EPR/ESR has proven an indispensable tool in a large range of applications in physics, materials science, chemistry and biology, including studies of impurity states, molecular clusters, antiferromagnetic, ferromagnetic and thin film compounds, natural or induced radicals, optically excited paramagnetic states, electron spin-based quantum information devices, transition-metal based catalysts; and for structural and dynamical studies of metallo-proteins, spin-labeled proteins and other complex bio-molecules and their synthetic models.
To learn more about EMR and the advantages of high frequencies and high fields, visit our EMR Resources section.
HOW TO APPLY
Our magnets are open to all scientists — for free — via a competitive process and we accept proposals throughout the year.
- Prepare your documentation
A proposal and prior results report are required.
- Create a user profile
Returning users simply need to log in.
- Submit a request online
Upload files and provide details about the proposed experiment.
- Report your results
By year's end, submit information on publications resulting from your experiment.
Latest Science Highlight
Strong Magnetic Coupling in Molecular Magnets through Direct Metal-Metal Bonds
11 February 2021
An exciting advance of interest to future molecular-scale information storage. By using the uniquely high frequency Electron Magnetic Resonance techniques available at the MagLab, researchers have found single molecule magnets that feature direct metal orbital overlap (instead of weak superexchange interactions), resulting in behavior similar to metallic feromagnets that is far more suitable to future technologies than previous molecular magnets.

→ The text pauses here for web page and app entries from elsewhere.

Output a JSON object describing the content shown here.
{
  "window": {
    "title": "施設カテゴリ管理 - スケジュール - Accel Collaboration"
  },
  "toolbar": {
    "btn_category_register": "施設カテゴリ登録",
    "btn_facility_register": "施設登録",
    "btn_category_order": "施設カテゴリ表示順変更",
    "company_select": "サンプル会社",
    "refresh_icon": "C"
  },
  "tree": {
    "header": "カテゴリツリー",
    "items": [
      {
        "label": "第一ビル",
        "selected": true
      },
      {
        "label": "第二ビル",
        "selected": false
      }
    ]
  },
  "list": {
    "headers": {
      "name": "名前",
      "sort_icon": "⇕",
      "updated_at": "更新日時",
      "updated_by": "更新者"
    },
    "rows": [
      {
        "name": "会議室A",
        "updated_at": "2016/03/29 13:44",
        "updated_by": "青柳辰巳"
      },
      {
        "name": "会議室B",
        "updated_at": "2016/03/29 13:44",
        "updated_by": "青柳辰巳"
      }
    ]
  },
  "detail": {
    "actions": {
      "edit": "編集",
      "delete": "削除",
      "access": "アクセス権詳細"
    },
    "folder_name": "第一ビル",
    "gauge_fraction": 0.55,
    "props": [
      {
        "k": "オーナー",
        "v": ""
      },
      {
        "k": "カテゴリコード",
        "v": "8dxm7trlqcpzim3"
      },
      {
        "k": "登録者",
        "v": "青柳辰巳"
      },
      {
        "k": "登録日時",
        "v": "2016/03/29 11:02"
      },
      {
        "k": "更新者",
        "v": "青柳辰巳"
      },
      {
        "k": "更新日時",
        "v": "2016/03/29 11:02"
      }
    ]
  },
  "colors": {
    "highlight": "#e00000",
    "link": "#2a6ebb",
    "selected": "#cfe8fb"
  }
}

Spin-Charge Interconversion at Near-Terahertz Frequencies
Molecular magnetic building blocks
Nuclear Spin Patterning Controls Electron Spin Coherence
For more information